Asset allocation matters more than individual stockpicking. So you must pay attention to trends across sectors and markets, to ensure you are well positioned for future moves. One of the biggest trends in the FTSE 100 this century was the rise – and now fall – of commodities. The weighting of commodity-related stocks in the index is now falling as Chinese growth stutters and supply moves into surplus, sending miners’ share prices to multi-year lows. Oil companies are also being hit while oil-service companies such as Petrofac and Wood Group have already been demoted from the index. Another sector with a declining blue-chip weighting is engineers, with companies such as Melrose Industries demoted to the FTSE 250 and Weir Group a strong candidate to exit at next month’s reshuffle.
But one sector – healthcare – looks very different. The global population is rising, ageing and gentrifying. As people get richer they tend to spend more on health and wellbeing. This is an opportunity for drugs groups, healthcare providers and medical device makers. Over the next few years, the healthcare component of the FTSE 100 is likely to grow. AstraZeneca and GlaxoSmithKline have endured significant pain over the last few years: blockbuster treatments have come off patent and new discoveries have been few and far between. However, they now seem to be over the worst. Shire has ambitious, acquisitive plans and Hikma Pharmaceuticals, which entered the FTSE 100 in March, is also likely to grow by acquisition. In the FTSE 250, NMC Health, the largest healthcare provider in the United Arab Emirates, and Abu Dhabi-based Al-Noor Hospitals are also growing fast.

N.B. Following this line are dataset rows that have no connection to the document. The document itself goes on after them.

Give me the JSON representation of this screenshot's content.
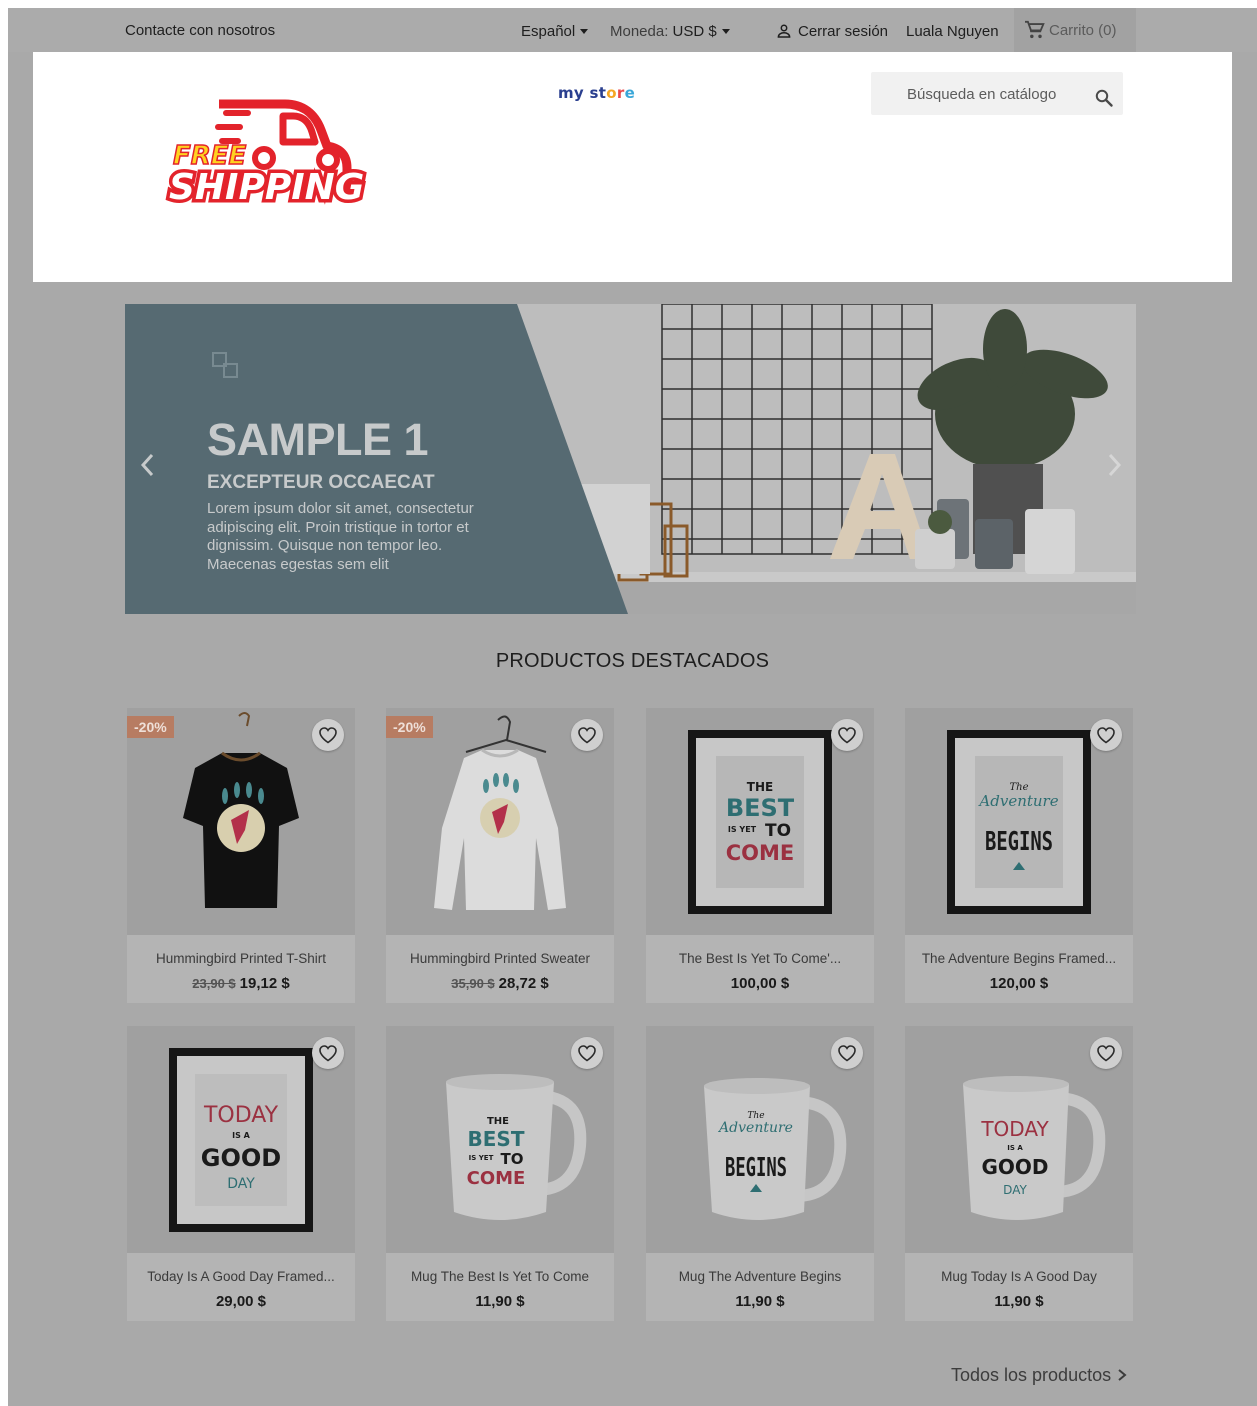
{
  "topnav": {
    "contact": "Contacte con nosotros",
    "language": "Español",
    "currency_label": "Moneda:",
    "currency_value": "USD $",
    "logout": "Cerrar sesión",
    "username": "Luala Nguyen",
    "cart": "Carrito (0)"
  },
  "header": {
    "logo": {
      "line1": "FREE",
      "line2": "SHIPPING",
      "colors": [
        "#e3232b",
        "#ffd21f"
      ]
    },
    "store_logo": {
      "part1": "my",
      "part2": "st",
      "part3": "o",
      "part4": "r",
      "part5": "e"
    },
    "search_placeholder": "Búsqueda en catálogo"
  },
  "hero": {
    "title": "SAMPLE 1",
    "subtitle": "EXCEPTEUR OCCAECAT",
    "text": "Lorem ipsum dolor sit amet, consectetur adipiscing elit. Proin tristique in tortor et dignissim. Quisque non tempor leo. Maecenas egestas sem elit",
    "panel_color": "#566a72",
    "prev_icon": "chevron-left-icon",
    "next_icon": "chevron-right-icon"
  },
  "featured": {
    "title": "PRODUCTOS DESTACADOS",
    "all_products": "Todos los productos",
    "products": [
      {
        "name": "Hummingbird Printed T-Shirt",
        "old_price": "23,90 $",
        "price": "19,12 $",
        "badge": "-20%",
        "image": "black-tshirt"
      },
      {
        "name": "Hummingbird Printed Sweater",
        "old_price": "35,90 $",
        "price": "28,72 $",
        "badge": "-20%",
        "image": "white-sweater"
      },
      {
        "name": "The Best Is Yet To Come'...",
        "price": "100,00 $",
        "image": "frame-best-is-yet"
      },
      {
        "name": "The Adventure Begins Framed...",
        "price": "120,00 $",
        "image": "frame-adventure"
      },
      {
        "name": "Today Is A Good Day Framed...",
        "price": "29,00 $",
        "image": "frame-good-day"
      },
      {
        "name": "Mug The Best Is Yet To Come",
        "price": "11,90 $",
        "image": "mug-best-is-yet"
      },
      {
        "name": "Mug The Adventure Begins",
        "price": "11,90 $",
        "image": "mug-adventure"
      },
      {
        "name": "Mug Today Is A Good Day",
        "price": "11,90 $",
        "image": "mug-good-day"
      }
    ],
    "art": {
      "best": {
        "the": "THE",
        "best": "BEST",
        "is_yet": "IS YET",
        "to": "TO",
        "come": "COME"
      },
      "adventure": {
        "the": "The",
        "adventure": "Adventure",
        "begins": "BEGINS"
      },
      "good_day": {
        "today": "TODAY",
        "is_a": "IS A",
        "good": "GOOD",
        "day": "DAY"
      }
    },
    "wishlist_icon": "heart-icon"
  }
}
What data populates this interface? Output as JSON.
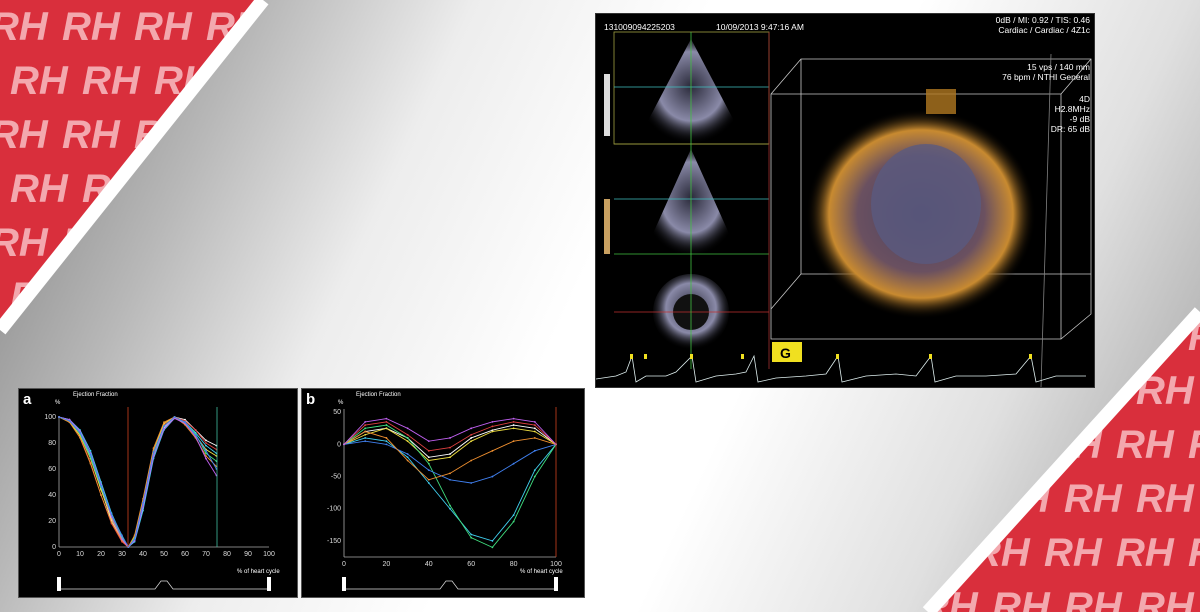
{
  "brand": {
    "logo_text": "RH",
    "colors": {
      "red": "#d92f3c",
      "pink": "#f3a8ae"
    }
  },
  "ultrasound": {
    "study_id": "131009094225203",
    "datetime": "10/09/2013 9:47:16 AM",
    "top_right": [
      "0dB / MI: 0.92 / TIS: 0.46",
      "Cardiac / Cardiac / 4Z1c"
    ],
    "rate_info": [
      "15 vps / 140 mm",
      "76 bpm / NTHI General"
    ],
    "params": [
      "4D",
      "H2.8MHz",
      "-9 dB",
      "DR: 65 dB"
    ]
  },
  "charts": {
    "a": {
      "panel_label": "a",
      "title": "Ejection Fraction",
      "y_unit": "%",
      "x_label": "% of heart cycle"
    },
    "b": {
      "panel_label": "b",
      "title": "Ejection Fraction",
      "y_unit": "%",
      "x_label": "% of heart cycle"
    }
  },
  "chart_data": [
    {
      "type": "line",
      "title": "Ejection Fraction",
      "xlabel": "% of heart cycle",
      "ylabel": "%",
      "xlim": [
        0,
        100
      ],
      "ylim": [
        0,
        100
      ],
      "xticks": [
        0,
        10,
        20,
        30,
        40,
        50,
        60,
        70,
        80,
        90,
        100
      ],
      "yticks": [
        0,
        20,
        40,
        60,
        80,
        100
      ],
      "x": [
        0,
        5,
        10,
        15,
        20,
        25,
        30,
        33,
        36,
        40,
        45,
        50,
        55,
        60,
        65,
        70,
        75
      ],
      "series": [
        {
          "values": [
            100,
            98,
            88,
            70,
            45,
            20,
            5,
            0,
            5,
            30,
            70,
            92,
            100,
            98,
            90,
            82,
            78
          ],
          "color": "#ffffff"
        },
        {
          "values": [
            100,
            97,
            85,
            65,
            40,
            18,
            4,
            0,
            6,
            32,
            72,
            94,
            100,
            97,
            90,
            80,
            75
          ],
          "color": "#e04040"
        },
        {
          "values": [
            100,
            96,
            86,
            68,
            44,
            22,
            6,
            0,
            8,
            35,
            74,
            95,
            100,
            95,
            86,
            75,
            70
          ],
          "color": "#f0e040"
        },
        {
          "values": [
            100,
            98,
            90,
            74,
            50,
            26,
            8,
            0,
            4,
            28,
            68,
            90,
            99,
            96,
            88,
            78,
            72
          ],
          "color": "#40d0f0"
        },
        {
          "values": [
            100,
            97,
            87,
            69,
            46,
            24,
            7,
            0,
            7,
            33,
            71,
            93,
            100,
            96,
            87,
            72,
            66
          ],
          "color": "#40e080"
        },
        {
          "values": [
            100,
            96,
            84,
            64,
            40,
            19,
            5,
            0,
            9,
            37,
            76,
            96,
            100,
            94,
            84,
            70,
            62
          ],
          "color": "#f09030"
        },
        {
          "values": [
            100,
            98,
            89,
            72,
            48,
            23,
            6,
            0,
            5,
            31,
            70,
            91,
            99,
            95,
            85,
            68,
            55
          ],
          "color": "#c060f0"
        },
        {
          "values": [
            100,
            97,
            88,
            71,
            47,
            25,
            9,
            0,
            6,
            34,
            73,
            93,
            100,
            96,
            86,
            74,
            60
          ],
          "color": "#4080f0"
        }
      ]
    },
    {
      "type": "line",
      "title": "Ejection Fraction",
      "xlabel": "% of heart cycle",
      "ylabel": "%",
      "xlim": [
        0,
        100
      ],
      "ylim": [
        -175,
        55
      ],
      "xticks": [
        0,
        20,
        40,
        60,
        80,
        100
      ],
      "yticks": [
        50,
        0,
        -50,
        -100,
        -150
      ],
      "x": [
        0,
        10,
        20,
        30,
        40,
        50,
        60,
        70,
        80,
        90,
        100
      ],
      "series": [
        {
          "values": [
            0,
            20,
            25,
            10,
            -20,
            -15,
            10,
            22,
            30,
            25,
            0
          ],
          "color": "#ffffff"
        },
        {
          "values": [
            0,
            30,
            35,
            15,
            -10,
            -5,
            15,
            28,
            35,
            30,
            0
          ],
          "color": "#e04040"
        },
        {
          "values": [
            0,
            15,
            25,
            5,
            -25,
            -20,
            5,
            20,
            25,
            20,
            0
          ],
          "color": "#f0e040"
        },
        {
          "values": [
            0,
            10,
            5,
            -20,
            -60,
            -100,
            -140,
            -150,
            -110,
            -40,
            0
          ],
          "color": "#40d0f0"
        },
        {
          "values": [
            0,
            25,
            30,
            10,
            -30,
            -95,
            -145,
            -160,
            -120,
            -50,
            0
          ],
          "color": "#40e080"
        },
        {
          "values": [
            0,
            5,
            0,
            -15,
            -40,
            -55,
            -60,
            -50,
            -30,
            -10,
            0
          ],
          "color": "#4080f0"
        },
        {
          "values": [
            0,
            20,
            10,
            -25,
            -55,
            -45,
            -25,
            -10,
            5,
            10,
            0
          ],
          "color": "#f09030"
        },
        {
          "values": [
            0,
            35,
            40,
            25,
            5,
            10,
            25,
            35,
            40,
            35,
            0
          ],
          "color": "#c060f0"
        }
      ]
    }
  ]
}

One way to play the rise of healthcare provision in emerging markets is via an exchange-traded fund (ETF). The db x-trackers MSCI EM Healthcare fund (LSE: XMEH) tracks the emerging-markets healthcare sector. A company’s weighting in the index depends on its relative size based on the combined value of its readily available shares, compared to other companies. The index holds 30 equities across ten countries and has a dividend yield of 0.88%. The top ten holdings account for 60% of the ETF and the sector breakdown within this is 68% pharmaceuticals, 20% healthcare facilities, 6.7% healthcare distributors, 2.3% managed healthcare, 1% healthcare supplies and 1.3% life science tools and services.
Hikma (LSE: HIK) does not develop its own drugs, but makes generic copies of older medicines whose patent protection has expired. Its recent purchase of US specialist generics company Roxane from Germany’s Boehringer Ingelheim for $2.65bn has transformed its position in the US market. Revenues in 2014 were up 9% and the company expects to meet the City’s growth expectation this year.
In the past, Shire (LSE: SHP) has been accused of being too reliant on its best-selling treatment for attention deficit hyperactivity disorder (ADHD), Adderall XR. But Shire’s current strategy involves expanding into high-profit margin niche treatments. These include treatments for conditions such as binge-eating disorder. Last year, Shire’s revenues came in at around $6bn, but the company has recently made an unsolicited bid for recently listed US business Baxalta. Baxalta’s board is yet to open its books and the offer is likely to be raised. Shire sees the deal as an opportunity to create a global leader in rare diseases, with product sales of about $20bn by 2020.